THE TASK: Find the lines in the records below that contain "true", and report each of them.

--- EXERCISE MATERIAL ---

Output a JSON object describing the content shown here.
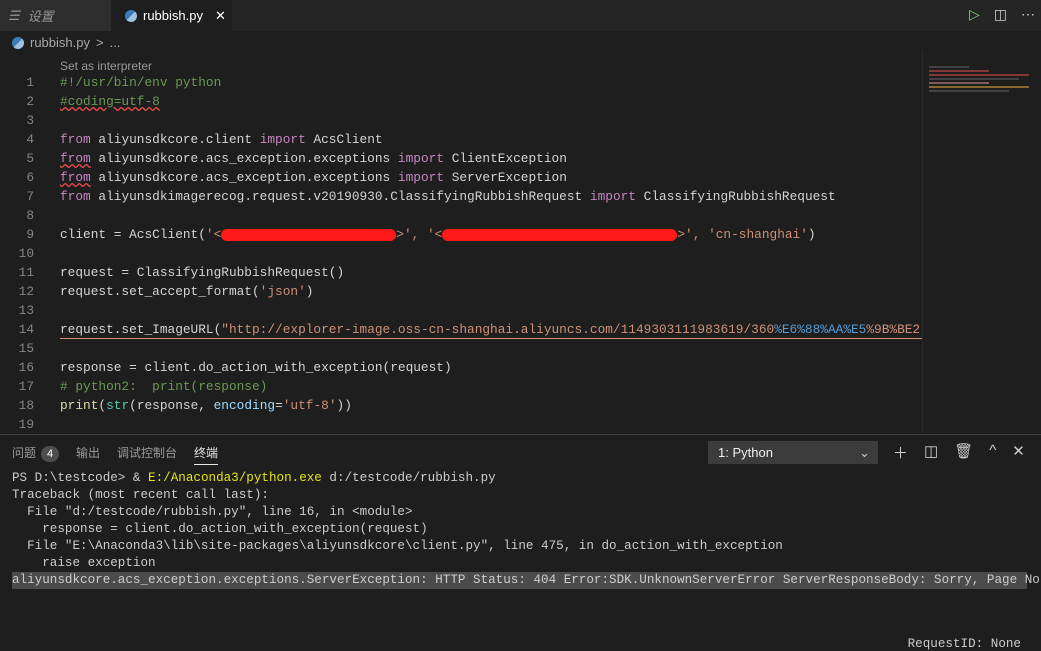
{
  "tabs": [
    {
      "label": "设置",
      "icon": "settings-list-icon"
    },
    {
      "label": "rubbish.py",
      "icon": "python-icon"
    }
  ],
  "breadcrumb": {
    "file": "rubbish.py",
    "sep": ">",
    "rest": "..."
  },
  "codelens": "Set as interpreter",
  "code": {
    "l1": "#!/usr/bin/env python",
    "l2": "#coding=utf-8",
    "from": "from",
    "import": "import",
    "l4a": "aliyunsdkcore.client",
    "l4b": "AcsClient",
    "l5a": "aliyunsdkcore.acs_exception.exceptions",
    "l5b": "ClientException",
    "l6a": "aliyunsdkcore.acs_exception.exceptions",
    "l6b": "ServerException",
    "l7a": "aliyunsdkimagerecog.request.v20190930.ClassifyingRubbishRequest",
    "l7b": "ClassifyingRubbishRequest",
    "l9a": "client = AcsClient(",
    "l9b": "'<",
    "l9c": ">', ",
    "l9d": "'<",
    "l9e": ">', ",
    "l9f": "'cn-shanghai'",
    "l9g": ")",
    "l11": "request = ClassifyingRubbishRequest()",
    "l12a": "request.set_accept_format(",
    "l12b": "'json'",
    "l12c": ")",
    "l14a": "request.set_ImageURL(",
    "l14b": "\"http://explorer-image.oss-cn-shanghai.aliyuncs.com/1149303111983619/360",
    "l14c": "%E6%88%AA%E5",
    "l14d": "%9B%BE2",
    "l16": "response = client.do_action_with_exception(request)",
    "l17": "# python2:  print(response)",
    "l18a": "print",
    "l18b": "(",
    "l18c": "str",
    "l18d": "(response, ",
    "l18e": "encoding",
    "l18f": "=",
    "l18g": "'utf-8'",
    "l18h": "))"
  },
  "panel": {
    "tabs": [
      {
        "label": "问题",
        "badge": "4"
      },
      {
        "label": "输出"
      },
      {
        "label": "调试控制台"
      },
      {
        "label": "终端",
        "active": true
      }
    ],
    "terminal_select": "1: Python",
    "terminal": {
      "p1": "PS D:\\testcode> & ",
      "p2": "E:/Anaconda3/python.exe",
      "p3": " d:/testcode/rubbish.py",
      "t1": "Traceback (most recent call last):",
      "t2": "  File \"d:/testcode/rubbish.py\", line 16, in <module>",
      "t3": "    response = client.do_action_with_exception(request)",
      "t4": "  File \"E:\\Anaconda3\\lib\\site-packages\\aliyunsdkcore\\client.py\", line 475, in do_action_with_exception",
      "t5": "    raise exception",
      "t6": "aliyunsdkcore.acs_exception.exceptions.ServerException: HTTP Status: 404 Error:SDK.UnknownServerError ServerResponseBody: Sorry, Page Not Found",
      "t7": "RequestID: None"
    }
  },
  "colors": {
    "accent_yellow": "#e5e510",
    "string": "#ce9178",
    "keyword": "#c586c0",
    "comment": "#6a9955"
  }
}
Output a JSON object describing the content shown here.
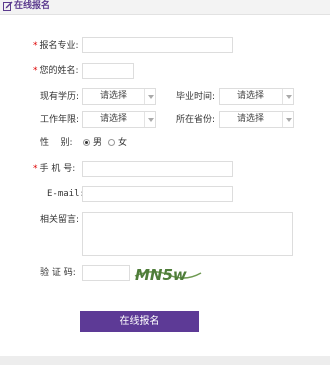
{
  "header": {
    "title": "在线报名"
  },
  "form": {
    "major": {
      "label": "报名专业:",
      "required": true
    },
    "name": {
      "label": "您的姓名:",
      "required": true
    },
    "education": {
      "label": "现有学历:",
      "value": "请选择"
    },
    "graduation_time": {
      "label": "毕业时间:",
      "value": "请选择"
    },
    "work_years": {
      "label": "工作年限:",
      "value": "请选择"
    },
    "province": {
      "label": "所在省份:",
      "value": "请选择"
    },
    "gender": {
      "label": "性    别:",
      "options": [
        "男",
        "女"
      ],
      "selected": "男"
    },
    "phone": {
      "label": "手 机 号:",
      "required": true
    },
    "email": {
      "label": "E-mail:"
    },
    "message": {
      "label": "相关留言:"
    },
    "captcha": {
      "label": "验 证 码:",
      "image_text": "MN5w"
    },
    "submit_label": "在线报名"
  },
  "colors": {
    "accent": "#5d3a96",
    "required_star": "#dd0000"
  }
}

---
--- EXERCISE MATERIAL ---

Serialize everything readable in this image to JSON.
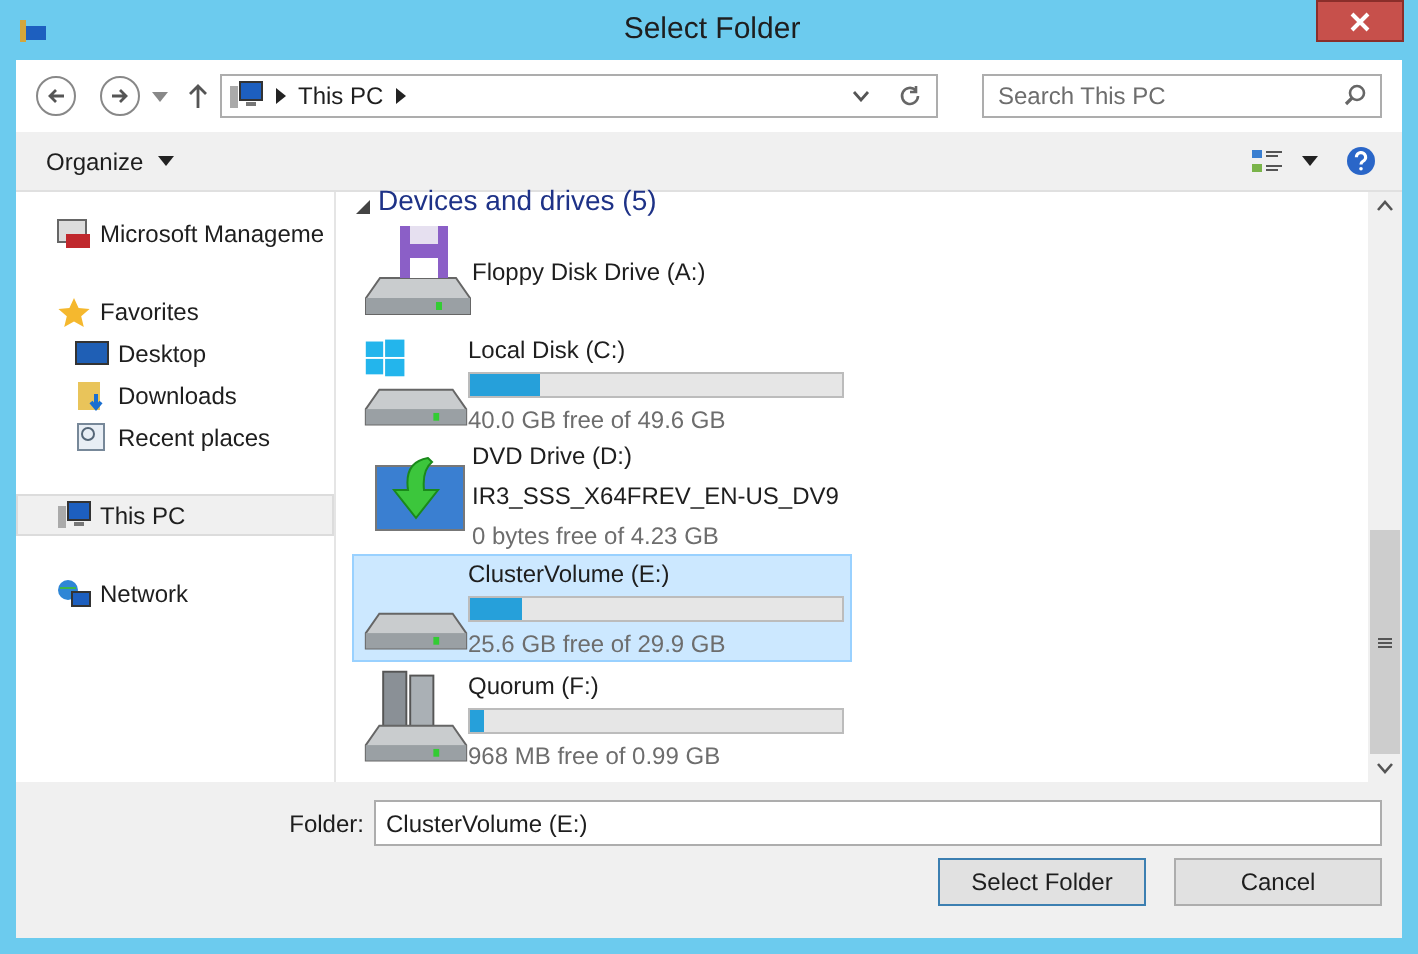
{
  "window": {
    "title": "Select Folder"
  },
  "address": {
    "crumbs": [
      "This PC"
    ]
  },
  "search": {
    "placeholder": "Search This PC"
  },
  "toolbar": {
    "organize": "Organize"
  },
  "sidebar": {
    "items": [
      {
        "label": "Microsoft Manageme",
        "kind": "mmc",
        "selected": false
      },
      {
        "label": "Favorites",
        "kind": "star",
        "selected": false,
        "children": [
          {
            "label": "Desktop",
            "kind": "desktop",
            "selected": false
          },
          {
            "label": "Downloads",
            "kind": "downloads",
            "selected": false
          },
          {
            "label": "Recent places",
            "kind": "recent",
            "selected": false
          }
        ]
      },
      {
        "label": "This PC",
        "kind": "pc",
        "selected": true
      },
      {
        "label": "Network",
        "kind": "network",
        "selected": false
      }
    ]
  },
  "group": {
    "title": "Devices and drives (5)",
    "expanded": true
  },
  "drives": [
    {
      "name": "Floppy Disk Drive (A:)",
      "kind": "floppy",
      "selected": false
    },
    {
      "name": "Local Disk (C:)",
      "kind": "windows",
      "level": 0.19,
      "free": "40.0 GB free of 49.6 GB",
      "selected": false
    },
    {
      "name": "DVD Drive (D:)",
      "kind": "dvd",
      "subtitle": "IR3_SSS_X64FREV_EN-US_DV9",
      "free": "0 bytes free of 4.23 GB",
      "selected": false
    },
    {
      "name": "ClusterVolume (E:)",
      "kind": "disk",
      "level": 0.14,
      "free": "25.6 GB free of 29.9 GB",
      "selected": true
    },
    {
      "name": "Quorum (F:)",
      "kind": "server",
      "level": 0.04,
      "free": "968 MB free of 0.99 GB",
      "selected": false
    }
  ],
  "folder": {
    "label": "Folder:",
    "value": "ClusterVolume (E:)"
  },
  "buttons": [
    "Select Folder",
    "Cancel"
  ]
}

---

TASK RESULT:
        "active": true
      "required": true
      "required": true
      "required": true
        "selected": true
    "expanded": true
      "selected": true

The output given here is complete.